The median age was 37 years. For every 100 females, there were 95.5 males. For every 100 females age 18 and over, there were 92.1 males. The median income for a household in the city was $65,411, the median income for a family was $75,121. Males had a median income of $55,370 versus $35,139 for females; the per capita income for the city was $29,843. About 3.2% of families and 3.9% of the population were below the poverty line, including 4.6% of those under age 18 and 3.0% of those age 65 or over.

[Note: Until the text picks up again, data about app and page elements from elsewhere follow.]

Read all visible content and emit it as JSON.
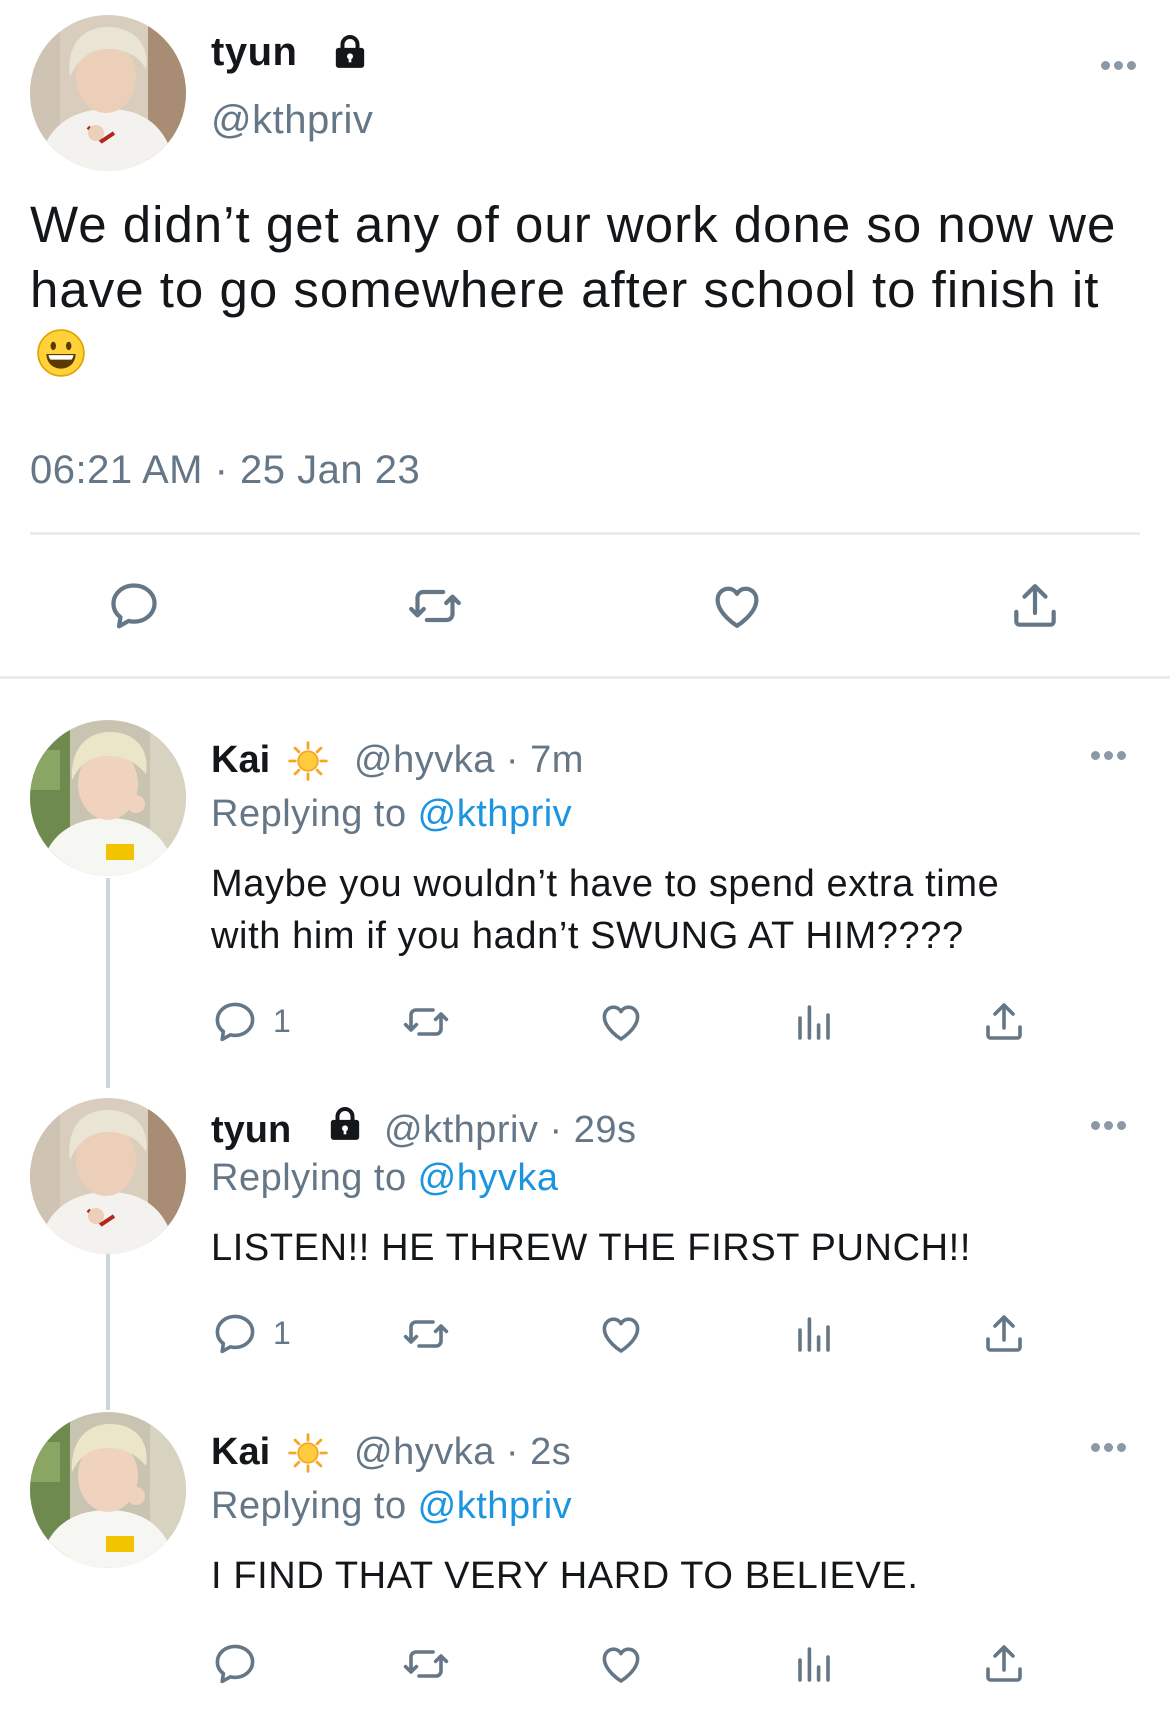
{
  "main_tweet": {
    "name": "tyun",
    "handle": "@kthpriv",
    "text": "We didn’t get any of our work done so now we have to go somewhere after school to finish it",
    "emoji": "smiley",
    "timestamp": "06:21 AM · 25 Jan 23",
    "actions": [
      "reply-icon",
      "retweet-icon",
      "like-icon",
      "share-icon"
    ]
  },
  "replies": [
    {
      "name": "Kai",
      "badge": "sun-icon",
      "meta": "@hyvka · 7m",
      "replying_prefix": "Replying to ",
      "replying_to": "@kthpriv",
      "text_lines": [
        "Maybe you wouldn’t have to spend extra time",
        "with him if you hadn’t SWUNG AT HIM????"
      ],
      "reply_count": "1"
    },
    {
      "name": "tyun",
      "badge": "lock-icon",
      "meta": "@kthpriv · 29s",
      "replying_prefix": "Replying to ",
      "replying_to": "@hyvka",
      "text_lines": [
        "LISTEN!! HE THREW THE FIRST PUNCH!!"
      ],
      "reply_count": "1"
    },
    {
      "name": "Kai",
      "badge": "sun-icon",
      "meta": "@hyvka · 2s",
      "replying_prefix": "Replying to ",
      "replying_to": "@kthpriv",
      "text_lines": [
        "I FIND THAT VERY HARD TO BELIEVE."
      ],
      "reply_count": ""
    }
  ],
  "colors": {
    "text": "#14171a",
    "secondary": "#657786",
    "link": "#1b95e0",
    "icon": "#657786",
    "divider": "#e6ecf0"
  }
}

Though Rockwall County is the smallest county in Texas, it is one of the top five fastest-growing counties in the United States; as of the 2006 census by the North Texas Central Council of Governments, the city had a population of 29,500. In 2006, Rockwall County was the fastest-growing county in the United States by population. According to the City's 2014 Comprehensive Annual Financial Report, the top employers in the city are: According to the city’s most recent Comprehensive Annual Financial Report Fund Financial Statements, the city’s various funds had $39.0 million in Revenues, $42.2 million in expenditures, $32.3 million in total assets, $3.6 million in total liabilities, $25.9 million in investments.

The structure of the management and coordination of city services is: The city of Rockwall is a voluntary member of the North Central Texas Council of Governments association, the purpose of, to coordinate individual and collective local governments and facilitate regional solutions, eliminate unnecessary duplication, enable joint decisions. Rockwall is represented in the Texas Senate by Republican Bob Hall, District 2, in the Texas House of Representatives by Republican Justin Holland, District 33. At the Federal level, the two U. S. Senators from Texas are Ted Cruz; the city is served by the Rockwall Independent School District. There are two public high schools in Rockwall: Rockwall-Heath High School. There are eleven elementary schools, three middle schools, two high schools in Rockwall; the city is home to the Higher Education Center at Rockwall, part of the community college district, Collin College. The campus is the District's first campus outside of Collin County itself. Texas A&M University-Commerce holds classes at the Center.

Texas A&M University-Commerce has a campus located at the Rockwall Technology Park. Rockwall